When the word "produits" appears in a line of the data below, list that line.

* * * * * * * * *

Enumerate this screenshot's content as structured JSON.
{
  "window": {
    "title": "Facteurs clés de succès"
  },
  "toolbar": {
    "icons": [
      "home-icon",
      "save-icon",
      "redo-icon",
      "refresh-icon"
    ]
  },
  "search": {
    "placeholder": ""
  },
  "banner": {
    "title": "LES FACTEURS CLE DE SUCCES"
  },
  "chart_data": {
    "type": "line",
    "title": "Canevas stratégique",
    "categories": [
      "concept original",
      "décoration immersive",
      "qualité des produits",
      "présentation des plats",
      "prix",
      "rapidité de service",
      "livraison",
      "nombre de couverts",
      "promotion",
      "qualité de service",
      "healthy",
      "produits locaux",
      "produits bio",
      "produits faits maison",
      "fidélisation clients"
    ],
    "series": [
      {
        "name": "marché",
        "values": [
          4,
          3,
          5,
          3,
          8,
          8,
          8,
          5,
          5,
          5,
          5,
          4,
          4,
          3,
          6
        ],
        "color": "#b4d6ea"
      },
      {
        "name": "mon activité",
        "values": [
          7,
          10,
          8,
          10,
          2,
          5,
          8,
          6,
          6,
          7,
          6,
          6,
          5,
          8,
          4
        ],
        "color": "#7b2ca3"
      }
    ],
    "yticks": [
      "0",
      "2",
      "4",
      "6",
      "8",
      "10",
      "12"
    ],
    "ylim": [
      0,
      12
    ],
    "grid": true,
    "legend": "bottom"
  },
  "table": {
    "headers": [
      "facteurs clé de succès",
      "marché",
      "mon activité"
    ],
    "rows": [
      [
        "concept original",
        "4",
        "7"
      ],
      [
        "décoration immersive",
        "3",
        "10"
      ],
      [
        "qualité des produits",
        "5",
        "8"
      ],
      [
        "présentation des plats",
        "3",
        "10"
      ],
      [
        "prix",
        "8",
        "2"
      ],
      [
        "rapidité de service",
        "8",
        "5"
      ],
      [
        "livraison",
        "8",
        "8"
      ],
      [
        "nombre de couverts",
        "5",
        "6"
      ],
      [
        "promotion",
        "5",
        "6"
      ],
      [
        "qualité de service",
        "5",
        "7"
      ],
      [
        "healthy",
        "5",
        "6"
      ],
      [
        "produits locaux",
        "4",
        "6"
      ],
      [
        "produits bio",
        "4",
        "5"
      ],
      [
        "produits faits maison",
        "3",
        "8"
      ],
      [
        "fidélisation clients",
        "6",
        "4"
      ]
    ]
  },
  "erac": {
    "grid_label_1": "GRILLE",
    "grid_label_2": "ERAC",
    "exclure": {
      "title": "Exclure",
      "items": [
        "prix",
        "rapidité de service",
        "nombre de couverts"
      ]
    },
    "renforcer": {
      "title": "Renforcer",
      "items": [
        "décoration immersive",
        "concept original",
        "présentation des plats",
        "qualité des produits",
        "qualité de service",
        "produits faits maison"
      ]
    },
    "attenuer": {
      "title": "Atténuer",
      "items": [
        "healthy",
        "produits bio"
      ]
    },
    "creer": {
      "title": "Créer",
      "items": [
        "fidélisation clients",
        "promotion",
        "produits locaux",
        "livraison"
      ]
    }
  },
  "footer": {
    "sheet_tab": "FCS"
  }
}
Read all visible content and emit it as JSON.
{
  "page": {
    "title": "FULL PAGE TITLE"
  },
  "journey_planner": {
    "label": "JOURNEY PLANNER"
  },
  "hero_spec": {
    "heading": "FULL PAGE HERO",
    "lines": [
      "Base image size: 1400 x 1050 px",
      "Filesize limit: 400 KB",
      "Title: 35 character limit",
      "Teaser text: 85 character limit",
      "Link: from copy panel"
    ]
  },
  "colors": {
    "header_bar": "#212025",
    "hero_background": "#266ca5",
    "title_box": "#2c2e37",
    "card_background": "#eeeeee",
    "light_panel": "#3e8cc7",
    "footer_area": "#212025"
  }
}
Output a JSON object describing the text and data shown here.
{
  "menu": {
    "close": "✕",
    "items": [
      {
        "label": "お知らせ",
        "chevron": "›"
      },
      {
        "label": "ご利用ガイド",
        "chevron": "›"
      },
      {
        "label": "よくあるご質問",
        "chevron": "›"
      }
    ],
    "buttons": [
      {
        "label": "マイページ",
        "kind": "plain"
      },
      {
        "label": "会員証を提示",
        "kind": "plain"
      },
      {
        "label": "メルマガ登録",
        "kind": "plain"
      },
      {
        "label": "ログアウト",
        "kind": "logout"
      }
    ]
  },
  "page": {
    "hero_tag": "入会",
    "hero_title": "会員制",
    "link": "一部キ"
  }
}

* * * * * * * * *

■ RESPONSE AREA ■
      "qualité des produits",
      "produits locaux",
      "produits bio",
      "produits faits maison",
        "qualité des produits",
        "produits locaux",
        "produits bio",
        "produits faits maison",
        "qualité des produits",
        "produits faits maison"
        "produits bio"
        "produits locaux",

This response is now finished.